> [What to produce]
Go through the listing beneath and show each line containing the string "text".

____________________

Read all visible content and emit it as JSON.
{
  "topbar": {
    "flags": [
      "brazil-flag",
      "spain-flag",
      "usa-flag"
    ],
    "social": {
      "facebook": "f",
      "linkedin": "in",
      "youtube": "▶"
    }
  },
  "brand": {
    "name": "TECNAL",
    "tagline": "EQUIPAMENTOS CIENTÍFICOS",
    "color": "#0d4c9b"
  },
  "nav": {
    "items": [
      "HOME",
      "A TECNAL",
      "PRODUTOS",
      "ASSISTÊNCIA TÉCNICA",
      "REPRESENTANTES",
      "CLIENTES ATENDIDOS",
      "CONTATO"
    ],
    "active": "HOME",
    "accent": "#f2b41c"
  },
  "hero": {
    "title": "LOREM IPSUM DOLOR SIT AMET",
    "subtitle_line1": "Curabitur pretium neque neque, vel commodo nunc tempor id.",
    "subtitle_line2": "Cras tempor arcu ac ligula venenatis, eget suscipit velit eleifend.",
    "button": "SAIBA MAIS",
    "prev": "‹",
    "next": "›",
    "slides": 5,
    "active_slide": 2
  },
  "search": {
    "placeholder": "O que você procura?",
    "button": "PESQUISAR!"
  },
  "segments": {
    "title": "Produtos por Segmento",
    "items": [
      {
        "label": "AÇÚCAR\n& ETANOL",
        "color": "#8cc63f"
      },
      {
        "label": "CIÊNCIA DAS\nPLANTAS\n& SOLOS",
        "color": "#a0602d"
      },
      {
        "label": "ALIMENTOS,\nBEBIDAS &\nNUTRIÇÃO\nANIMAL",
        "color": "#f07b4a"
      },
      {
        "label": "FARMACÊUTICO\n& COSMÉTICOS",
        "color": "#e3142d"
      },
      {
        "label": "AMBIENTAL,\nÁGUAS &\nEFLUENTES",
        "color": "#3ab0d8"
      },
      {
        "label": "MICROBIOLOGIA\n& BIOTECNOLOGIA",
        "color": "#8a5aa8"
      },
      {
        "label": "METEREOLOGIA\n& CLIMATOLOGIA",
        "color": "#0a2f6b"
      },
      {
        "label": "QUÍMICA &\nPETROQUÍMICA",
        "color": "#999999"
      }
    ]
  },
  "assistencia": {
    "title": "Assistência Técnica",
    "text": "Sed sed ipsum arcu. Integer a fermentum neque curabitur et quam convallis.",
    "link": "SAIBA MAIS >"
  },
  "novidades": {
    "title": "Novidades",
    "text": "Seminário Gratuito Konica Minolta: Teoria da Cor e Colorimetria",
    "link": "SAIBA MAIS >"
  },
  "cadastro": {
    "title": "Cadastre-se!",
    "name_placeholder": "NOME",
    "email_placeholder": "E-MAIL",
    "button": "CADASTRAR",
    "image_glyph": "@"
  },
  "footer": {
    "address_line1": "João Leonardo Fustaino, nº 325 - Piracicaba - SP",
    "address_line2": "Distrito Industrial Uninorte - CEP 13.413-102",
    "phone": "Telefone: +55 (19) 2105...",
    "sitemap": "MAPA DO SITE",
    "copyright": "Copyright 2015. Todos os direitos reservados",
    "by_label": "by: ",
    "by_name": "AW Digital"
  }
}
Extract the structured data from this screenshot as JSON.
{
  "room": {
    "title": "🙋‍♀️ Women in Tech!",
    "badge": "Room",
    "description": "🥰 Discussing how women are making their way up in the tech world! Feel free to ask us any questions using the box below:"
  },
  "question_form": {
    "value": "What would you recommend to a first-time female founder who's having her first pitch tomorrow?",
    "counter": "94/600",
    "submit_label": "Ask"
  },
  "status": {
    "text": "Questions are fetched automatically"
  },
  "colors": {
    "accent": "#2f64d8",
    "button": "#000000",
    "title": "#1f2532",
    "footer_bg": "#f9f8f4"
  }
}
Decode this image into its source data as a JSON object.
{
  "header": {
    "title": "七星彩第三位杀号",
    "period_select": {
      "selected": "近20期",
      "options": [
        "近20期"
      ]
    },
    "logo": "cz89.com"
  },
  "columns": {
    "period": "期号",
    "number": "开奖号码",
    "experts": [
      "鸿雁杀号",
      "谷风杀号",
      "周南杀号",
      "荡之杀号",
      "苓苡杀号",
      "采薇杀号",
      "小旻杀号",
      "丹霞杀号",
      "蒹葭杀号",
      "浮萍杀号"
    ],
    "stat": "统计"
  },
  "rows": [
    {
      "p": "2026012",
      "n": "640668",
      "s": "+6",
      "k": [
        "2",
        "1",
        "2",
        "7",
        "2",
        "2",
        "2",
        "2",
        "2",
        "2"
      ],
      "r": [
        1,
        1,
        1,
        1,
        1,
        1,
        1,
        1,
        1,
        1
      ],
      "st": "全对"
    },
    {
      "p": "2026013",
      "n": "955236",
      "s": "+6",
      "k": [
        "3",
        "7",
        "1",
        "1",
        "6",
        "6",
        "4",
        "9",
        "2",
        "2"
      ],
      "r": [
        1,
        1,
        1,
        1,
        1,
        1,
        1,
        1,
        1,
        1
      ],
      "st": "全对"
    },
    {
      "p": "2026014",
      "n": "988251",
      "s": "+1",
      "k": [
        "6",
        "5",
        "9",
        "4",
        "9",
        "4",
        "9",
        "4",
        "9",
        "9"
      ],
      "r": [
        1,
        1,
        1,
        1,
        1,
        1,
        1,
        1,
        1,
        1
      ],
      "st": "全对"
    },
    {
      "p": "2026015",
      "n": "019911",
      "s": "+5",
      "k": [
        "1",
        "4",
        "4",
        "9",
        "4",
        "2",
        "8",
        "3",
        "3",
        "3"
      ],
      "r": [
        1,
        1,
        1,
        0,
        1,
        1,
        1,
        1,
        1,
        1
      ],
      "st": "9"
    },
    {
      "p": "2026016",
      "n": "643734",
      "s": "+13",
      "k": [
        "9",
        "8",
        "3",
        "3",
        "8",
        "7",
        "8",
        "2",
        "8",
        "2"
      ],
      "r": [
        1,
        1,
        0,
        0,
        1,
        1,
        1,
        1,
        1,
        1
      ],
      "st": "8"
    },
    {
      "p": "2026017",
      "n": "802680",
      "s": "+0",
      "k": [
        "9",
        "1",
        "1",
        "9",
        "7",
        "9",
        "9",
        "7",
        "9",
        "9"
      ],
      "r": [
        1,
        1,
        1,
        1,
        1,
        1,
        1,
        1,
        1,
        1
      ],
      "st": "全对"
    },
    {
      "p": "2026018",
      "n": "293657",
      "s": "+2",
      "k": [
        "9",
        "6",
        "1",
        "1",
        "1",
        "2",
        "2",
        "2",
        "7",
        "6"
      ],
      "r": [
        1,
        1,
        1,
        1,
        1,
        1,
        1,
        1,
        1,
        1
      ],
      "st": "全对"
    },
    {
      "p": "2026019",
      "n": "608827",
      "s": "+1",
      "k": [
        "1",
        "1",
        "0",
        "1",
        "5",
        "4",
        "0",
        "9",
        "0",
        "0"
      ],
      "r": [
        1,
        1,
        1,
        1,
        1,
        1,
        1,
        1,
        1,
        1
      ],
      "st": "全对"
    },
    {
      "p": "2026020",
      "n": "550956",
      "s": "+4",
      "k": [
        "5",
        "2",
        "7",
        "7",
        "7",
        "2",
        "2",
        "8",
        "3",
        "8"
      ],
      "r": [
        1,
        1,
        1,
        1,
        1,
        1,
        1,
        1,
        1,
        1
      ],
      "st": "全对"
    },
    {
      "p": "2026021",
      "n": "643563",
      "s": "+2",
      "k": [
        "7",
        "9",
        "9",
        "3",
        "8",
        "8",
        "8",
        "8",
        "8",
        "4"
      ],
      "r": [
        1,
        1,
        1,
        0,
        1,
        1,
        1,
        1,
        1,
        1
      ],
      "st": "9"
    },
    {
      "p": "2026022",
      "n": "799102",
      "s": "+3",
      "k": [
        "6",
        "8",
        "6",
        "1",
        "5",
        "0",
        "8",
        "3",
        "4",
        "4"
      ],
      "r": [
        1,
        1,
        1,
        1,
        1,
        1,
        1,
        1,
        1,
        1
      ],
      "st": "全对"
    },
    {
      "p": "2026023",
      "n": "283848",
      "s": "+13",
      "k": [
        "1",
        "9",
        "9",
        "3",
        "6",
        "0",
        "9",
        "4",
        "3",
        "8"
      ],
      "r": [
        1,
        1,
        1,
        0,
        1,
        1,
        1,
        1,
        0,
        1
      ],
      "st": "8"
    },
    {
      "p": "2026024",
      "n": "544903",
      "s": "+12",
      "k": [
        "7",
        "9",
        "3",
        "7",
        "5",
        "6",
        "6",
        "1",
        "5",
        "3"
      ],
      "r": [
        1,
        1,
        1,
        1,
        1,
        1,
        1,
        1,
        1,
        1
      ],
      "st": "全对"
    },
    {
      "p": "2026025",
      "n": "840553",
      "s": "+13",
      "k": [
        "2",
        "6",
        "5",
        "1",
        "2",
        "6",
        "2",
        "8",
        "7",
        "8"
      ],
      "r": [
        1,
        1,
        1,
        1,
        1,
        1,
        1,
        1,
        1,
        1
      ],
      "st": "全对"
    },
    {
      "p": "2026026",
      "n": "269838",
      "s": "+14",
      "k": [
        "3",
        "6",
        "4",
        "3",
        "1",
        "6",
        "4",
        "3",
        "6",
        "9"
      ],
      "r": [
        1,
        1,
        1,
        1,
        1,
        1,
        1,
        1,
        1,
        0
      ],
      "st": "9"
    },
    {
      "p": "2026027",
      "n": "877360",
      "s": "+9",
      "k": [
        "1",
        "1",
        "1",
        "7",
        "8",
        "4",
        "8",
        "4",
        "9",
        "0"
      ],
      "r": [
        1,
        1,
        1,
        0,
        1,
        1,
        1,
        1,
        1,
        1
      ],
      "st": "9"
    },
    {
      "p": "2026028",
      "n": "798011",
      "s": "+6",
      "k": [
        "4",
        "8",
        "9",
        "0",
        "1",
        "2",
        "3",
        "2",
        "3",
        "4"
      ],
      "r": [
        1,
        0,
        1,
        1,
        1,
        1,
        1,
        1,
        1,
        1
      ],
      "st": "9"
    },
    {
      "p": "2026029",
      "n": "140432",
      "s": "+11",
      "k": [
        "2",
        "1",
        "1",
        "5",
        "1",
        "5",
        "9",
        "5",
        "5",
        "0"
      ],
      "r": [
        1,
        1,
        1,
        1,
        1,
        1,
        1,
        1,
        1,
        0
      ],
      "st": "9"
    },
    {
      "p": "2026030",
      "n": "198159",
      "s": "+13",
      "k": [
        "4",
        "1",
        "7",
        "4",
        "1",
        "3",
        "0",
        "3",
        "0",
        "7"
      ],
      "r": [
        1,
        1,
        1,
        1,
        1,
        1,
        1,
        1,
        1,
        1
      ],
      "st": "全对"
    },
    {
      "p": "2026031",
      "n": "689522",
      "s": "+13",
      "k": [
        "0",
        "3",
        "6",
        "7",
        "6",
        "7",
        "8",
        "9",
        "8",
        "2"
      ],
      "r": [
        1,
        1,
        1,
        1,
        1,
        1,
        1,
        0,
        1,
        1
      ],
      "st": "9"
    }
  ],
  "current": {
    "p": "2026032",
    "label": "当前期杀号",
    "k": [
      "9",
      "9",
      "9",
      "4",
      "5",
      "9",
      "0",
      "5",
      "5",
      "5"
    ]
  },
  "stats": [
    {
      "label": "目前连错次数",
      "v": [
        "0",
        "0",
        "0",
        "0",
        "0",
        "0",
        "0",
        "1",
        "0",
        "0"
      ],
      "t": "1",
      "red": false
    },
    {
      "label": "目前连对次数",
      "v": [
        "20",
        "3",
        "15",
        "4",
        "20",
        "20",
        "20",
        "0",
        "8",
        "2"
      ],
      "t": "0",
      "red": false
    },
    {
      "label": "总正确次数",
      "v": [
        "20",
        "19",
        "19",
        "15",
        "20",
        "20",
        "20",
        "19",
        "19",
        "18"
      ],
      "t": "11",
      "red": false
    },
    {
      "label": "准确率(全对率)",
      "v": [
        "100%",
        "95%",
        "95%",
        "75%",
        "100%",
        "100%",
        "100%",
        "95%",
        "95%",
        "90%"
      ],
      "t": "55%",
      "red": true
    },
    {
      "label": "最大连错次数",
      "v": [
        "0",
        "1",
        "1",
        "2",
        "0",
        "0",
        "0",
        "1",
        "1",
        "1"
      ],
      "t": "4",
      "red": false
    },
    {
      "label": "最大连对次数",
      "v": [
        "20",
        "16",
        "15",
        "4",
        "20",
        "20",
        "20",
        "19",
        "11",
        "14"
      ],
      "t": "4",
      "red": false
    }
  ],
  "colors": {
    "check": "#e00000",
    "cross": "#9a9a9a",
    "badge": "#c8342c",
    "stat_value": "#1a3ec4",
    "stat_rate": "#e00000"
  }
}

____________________

> [Exercise response]
    "text": "Sed sed ipsum arcu. Integer a fermentum neque curabitur et quam convallis.",
    "text": "Seminário Gratuito Konica Minolta: Teoria da Cor e Colorimetria",
    "text": "Questions are fetched automatically"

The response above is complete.